Two Ways to Draw One Line
There are dozens of estimation methods practiced worldwide, but essentially they’re just one of the two stories: the expert way to draw a deadline or the formal one. First, let’s see what either of them is about and then try to tell which one is better.
There’s the expert way – all predictions are made by human experts based on their experience and… gut feeling. It’s often called a ‘guesstimate’ – and you’ll trust us when we tell you it’s for good reason.
The best perk of this ‘human’ approach is how agile it is. A seasoned specialist can make a pretty accurate evaluation of their (and their colleagues’) day-to-day performance and call in some changes in good time. Unless they get too cocky, which is a real problem.
The next major downside is that humans are not that good with seeing the big picture without overlooking the details. There’s an evident bond between a project’s complexity and how off from the initial deadline you’ll actually land. That’s just something we have to admit.
Then there’s the slightly more strict method that (supposedly) gets you rid of all biases and the trouble of keeping big data in mind – formal deadline estimation. It sacrifices human versatility for scientific consistency by utilizing pre-defined formulas. This is pure math and statistics, so now you know why it’s the less popular one.
And yet, the formal way is really stiff and just assumes there will be no major changes to the plan. But seriously, what are the odds of that happening nowadays? That makes the formal approach very ineffective in unstable projects with a lot of context and turbulency going on. Plus, you’ll need to invest a lot of time to just come up with such a formula and calibrate it properly.

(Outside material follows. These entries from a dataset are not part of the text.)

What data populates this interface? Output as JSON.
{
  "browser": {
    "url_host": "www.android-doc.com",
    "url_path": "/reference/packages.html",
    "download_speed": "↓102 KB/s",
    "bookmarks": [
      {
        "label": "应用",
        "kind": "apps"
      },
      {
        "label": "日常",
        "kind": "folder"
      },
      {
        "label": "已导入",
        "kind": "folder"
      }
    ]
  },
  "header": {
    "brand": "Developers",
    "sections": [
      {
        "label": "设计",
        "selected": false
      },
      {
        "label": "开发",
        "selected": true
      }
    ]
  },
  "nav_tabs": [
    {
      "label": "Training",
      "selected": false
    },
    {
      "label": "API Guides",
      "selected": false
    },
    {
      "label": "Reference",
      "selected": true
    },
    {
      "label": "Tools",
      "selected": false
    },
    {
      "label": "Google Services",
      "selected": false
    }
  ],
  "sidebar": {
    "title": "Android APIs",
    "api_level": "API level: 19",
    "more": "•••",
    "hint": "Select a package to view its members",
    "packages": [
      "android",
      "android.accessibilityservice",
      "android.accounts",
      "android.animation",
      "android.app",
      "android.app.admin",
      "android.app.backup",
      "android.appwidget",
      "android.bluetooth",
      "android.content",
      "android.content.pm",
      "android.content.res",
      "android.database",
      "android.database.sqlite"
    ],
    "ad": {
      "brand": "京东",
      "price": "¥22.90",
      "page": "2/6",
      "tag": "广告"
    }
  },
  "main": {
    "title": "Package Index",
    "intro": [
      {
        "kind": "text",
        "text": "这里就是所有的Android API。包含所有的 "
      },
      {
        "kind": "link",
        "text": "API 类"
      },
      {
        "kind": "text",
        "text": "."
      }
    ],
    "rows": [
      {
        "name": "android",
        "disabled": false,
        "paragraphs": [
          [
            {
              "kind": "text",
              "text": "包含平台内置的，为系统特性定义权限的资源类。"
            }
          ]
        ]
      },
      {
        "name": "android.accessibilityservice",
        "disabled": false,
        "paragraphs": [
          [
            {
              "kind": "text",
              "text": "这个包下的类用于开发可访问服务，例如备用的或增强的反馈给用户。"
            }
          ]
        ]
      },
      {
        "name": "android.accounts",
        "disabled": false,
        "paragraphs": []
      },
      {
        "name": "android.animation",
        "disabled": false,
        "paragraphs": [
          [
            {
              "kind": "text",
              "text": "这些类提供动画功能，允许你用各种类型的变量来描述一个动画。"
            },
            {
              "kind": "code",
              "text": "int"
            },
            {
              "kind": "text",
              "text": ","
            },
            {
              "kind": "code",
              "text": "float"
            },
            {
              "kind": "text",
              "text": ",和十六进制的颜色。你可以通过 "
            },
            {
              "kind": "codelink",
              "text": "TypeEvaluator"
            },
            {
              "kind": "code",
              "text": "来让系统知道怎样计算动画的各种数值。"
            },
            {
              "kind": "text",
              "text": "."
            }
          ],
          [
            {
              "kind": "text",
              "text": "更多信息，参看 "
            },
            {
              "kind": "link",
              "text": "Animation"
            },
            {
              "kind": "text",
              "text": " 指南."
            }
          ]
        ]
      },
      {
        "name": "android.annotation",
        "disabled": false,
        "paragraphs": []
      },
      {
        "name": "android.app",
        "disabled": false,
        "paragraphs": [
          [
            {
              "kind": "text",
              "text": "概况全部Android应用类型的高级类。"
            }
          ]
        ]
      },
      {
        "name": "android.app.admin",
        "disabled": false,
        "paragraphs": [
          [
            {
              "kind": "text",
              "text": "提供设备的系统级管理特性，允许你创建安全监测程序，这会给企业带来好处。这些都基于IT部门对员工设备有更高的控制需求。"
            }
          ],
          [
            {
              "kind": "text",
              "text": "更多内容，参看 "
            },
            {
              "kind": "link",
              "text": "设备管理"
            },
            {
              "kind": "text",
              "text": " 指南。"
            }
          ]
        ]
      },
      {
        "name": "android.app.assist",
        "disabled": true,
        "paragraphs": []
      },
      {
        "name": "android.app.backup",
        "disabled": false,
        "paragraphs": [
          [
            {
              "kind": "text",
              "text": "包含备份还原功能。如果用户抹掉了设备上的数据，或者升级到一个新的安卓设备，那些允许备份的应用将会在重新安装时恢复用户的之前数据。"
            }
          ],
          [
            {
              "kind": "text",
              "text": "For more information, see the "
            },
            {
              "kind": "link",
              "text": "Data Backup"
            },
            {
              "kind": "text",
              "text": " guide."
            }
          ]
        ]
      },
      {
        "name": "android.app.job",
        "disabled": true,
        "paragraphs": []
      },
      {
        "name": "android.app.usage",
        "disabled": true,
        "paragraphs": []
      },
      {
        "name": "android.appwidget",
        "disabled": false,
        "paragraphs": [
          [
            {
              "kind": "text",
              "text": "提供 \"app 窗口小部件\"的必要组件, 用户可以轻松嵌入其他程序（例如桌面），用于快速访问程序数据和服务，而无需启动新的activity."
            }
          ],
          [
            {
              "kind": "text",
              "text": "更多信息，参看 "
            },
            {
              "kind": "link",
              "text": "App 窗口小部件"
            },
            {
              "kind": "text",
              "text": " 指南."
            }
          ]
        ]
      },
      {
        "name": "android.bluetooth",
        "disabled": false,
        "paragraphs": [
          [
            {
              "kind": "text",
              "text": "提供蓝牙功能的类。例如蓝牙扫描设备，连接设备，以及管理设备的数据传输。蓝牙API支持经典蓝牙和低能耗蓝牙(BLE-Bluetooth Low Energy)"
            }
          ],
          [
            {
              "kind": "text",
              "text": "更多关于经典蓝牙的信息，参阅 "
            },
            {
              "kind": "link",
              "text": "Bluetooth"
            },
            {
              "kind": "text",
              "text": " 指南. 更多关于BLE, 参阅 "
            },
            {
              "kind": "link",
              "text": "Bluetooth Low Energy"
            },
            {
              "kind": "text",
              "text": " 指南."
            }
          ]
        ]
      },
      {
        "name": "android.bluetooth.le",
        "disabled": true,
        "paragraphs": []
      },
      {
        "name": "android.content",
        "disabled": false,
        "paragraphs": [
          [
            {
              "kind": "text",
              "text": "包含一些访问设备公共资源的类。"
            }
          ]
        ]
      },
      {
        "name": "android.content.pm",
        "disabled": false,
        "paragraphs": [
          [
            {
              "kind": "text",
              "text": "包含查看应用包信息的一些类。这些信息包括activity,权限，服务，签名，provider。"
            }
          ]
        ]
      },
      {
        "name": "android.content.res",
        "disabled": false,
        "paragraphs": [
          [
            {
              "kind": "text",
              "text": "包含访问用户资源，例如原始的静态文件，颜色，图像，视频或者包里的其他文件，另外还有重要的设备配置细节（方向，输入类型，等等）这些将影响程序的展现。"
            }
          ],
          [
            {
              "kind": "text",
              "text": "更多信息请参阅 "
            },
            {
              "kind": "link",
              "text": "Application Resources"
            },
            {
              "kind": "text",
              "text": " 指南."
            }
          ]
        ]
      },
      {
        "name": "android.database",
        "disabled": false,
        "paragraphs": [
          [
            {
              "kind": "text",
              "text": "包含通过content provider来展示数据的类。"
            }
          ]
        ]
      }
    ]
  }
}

Intuition or a Magic Formula?
So a flexible human mind and a consistent formula – which is better for producing an accurate deadline? We’ll have to call it even, as both can excel or mess things up in equal measure. So instead of searching for the best thing around, think of the context – which way is the way to go in your particular situation?
If your project is not that complex, but rather hazy and unstable – go for the expert way. Sadly, even the most versatile formula will struggle to keep up with constant changes, minor as they are.
And certainly, who said you can’t try a mixed solution? Fusing complex formulas with reflexes that only a human mind can offer has proven to be more beneficial than just sticking to one strict technique. So throw in a combo!
Ultimately – magic formula or not – it’s always up to you. The skill to draw an accurate deadline takes time to develop, and this is a textbook ‘learn by doing’ example, so just go for it. What’s the worst that could happen, right? Just be sure to let us know how that goes in the comments below and check back later – as we’ll have more helpful articles covering this topic real soon.